Yes, the move would neuter Garrett, to a degree, but it'd actually be the best of a worst-case scenario for Garrett.

Should the Cowboys go outside the Valley Ranch surroundings for a new play-caller -- someone like Norv Turner, Pete Carmichael or Hue Jackson -- Garrett would be further muted as head coach.

Garrett would have had no say over the offense if an outsider had come on board.

Turner would've run the same offense, but he would've been all-powerful when it came to the game-day specifics. With Carmichael or Jackson -- or any other coach outside the building -- Garrett would not have had the background in the new offense.

And if the Cowboys want to go that route, then Jones just needs to put an end to the Garrett Era.

If Callahan is the choice, Garrett will be able to keep his thumbprint on the offense. The plays will largely be the same the Cowboys have run since Garrett joined the team in 2007. Callahan was not in the passing game meetings last year; Garrett ran those. Callahan does not have the depth of knowledge in Garrett's passing game as he does in a West Coast scheme. And they will not be making a seismic shift to the West Coast offense with Tony Romo as the quarterback.

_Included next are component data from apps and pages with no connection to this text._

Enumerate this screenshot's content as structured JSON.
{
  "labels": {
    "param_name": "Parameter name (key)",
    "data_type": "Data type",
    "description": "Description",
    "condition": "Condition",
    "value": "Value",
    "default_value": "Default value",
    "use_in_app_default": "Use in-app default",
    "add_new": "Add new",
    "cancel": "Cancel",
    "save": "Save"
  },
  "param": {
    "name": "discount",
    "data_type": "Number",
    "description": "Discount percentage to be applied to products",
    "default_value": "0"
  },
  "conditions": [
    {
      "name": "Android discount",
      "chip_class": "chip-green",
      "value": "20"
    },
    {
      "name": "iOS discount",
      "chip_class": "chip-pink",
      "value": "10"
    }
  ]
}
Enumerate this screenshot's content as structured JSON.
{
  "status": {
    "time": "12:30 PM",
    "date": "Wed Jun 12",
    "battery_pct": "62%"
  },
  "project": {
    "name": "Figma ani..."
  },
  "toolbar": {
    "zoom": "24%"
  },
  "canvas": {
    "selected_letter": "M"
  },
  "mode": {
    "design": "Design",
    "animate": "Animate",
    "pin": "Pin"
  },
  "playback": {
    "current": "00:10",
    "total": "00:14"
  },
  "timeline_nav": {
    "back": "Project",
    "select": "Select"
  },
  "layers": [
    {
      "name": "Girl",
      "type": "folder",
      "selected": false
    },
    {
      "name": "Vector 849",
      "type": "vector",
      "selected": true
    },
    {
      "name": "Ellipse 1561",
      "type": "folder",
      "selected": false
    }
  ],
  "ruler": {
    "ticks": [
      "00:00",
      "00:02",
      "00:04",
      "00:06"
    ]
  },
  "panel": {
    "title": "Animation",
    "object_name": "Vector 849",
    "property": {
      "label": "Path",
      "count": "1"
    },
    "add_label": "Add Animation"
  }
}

If they do that and make a seismic shift on defense from a 3-4 scheme to a 4-3 scheme, then this team will not compete in 2013. It might not be able to compete anyway, but two gigantic changes would make Garrett's job even more impossible.

With Callahan calling plays, Garrett could be in Callahan's ear and offer suggestions that can be viewed as commands.

When Sean Payton and Tony Sparano called plays for the Cowboys, they ran Parcells' offense. Parcells did not let either coach go off on their own when it came to calling the plays. He kept a strong hand on top of them -- which some of you might remember more as a bad thing than a good thing -- and would intervene at times.

Jones will attempt to spin the move as a positive for Garrett, but it's not. Would Jones the general manager be happy if somebody came in to make the draft decisions? Of course not. And that will never happen, as we all know.

But, for Garrett, the move to Callahan would give him some chance to maintain a sliver of offensive control.

It would be up to him to use it as he sees fits, but I can't imagine he would just goes quietly into that good night during the week and during the games.